╔══

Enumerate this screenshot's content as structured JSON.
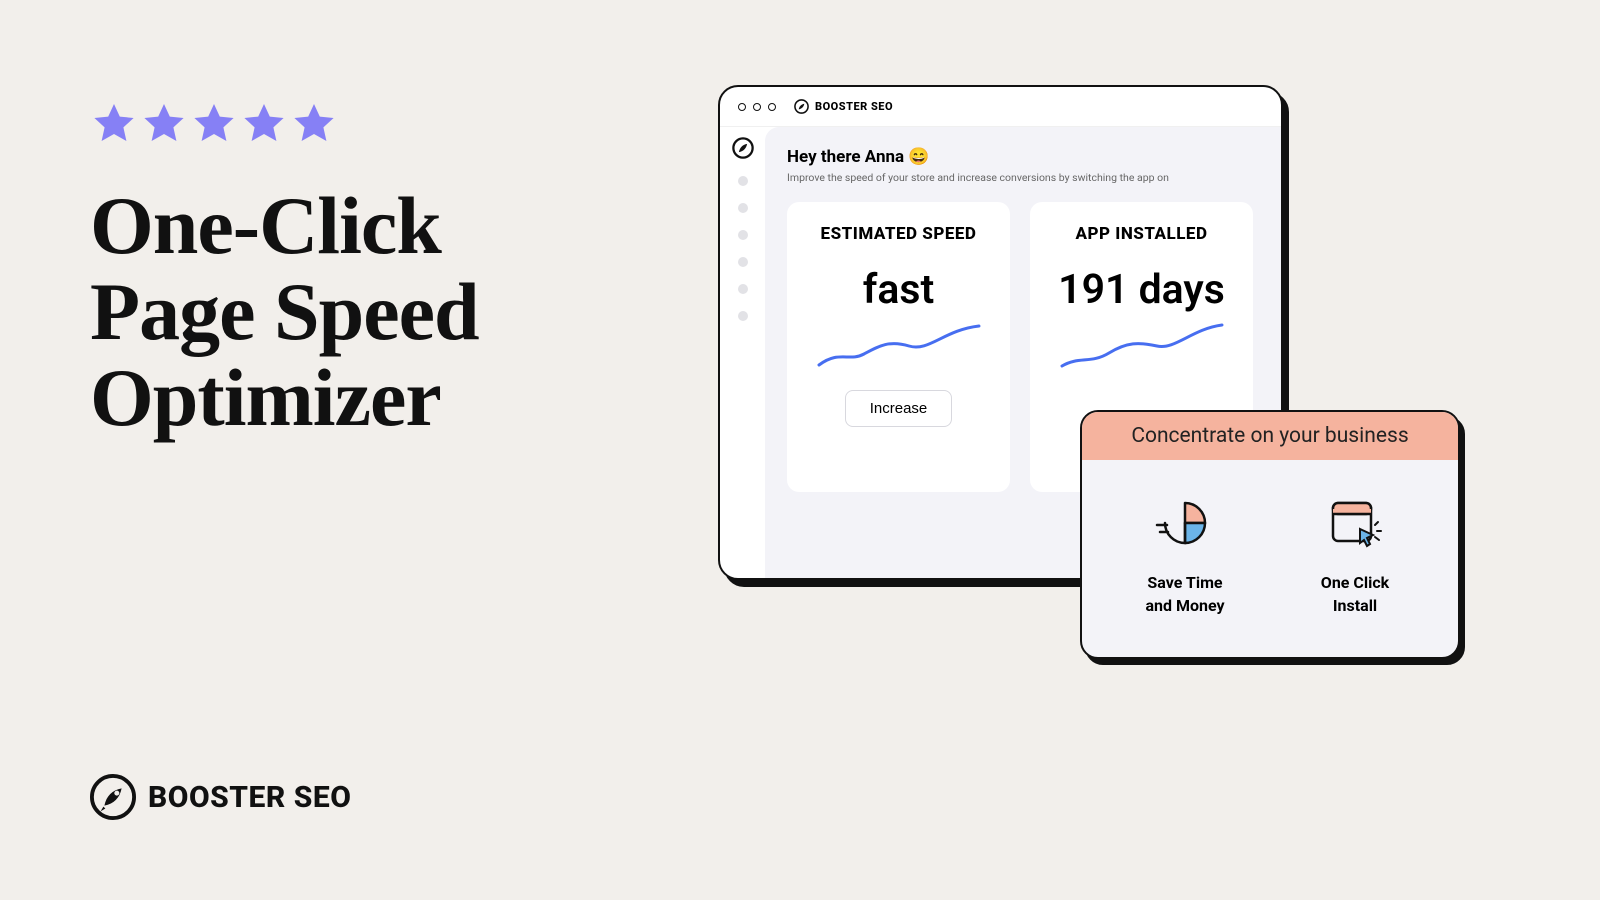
{
  "stars": 5,
  "headline_l1": "One-Click",
  "headline_l2": "Page Speed",
  "headline_l3": "Optimizer",
  "brand": "BOOSTER SEO",
  "window": {
    "brand": "BOOSTER SEO",
    "greeting": "Hey there Anna 😄",
    "subtext": "Improve the speed of your store and increase conversions by switching the app on",
    "card1_title": "ESTIMATED SPEED",
    "card1_value": "fast",
    "card1_button": "Increase",
    "card2_title": "APP INSTALLED",
    "card2_value": "191 days"
  },
  "overlay": {
    "header": "Concentrate on your business",
    "feat1_l1": "Save Time",
    "feat1_l2": "and Money",
    "feat2_l1": "One Click",
    "feat2_l2": "Install"
  }
}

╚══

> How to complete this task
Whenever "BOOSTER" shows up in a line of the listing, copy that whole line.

> Answer for the task
  "brand": "BOOSTER SEO",
    "brand": "BOOSTER SEO",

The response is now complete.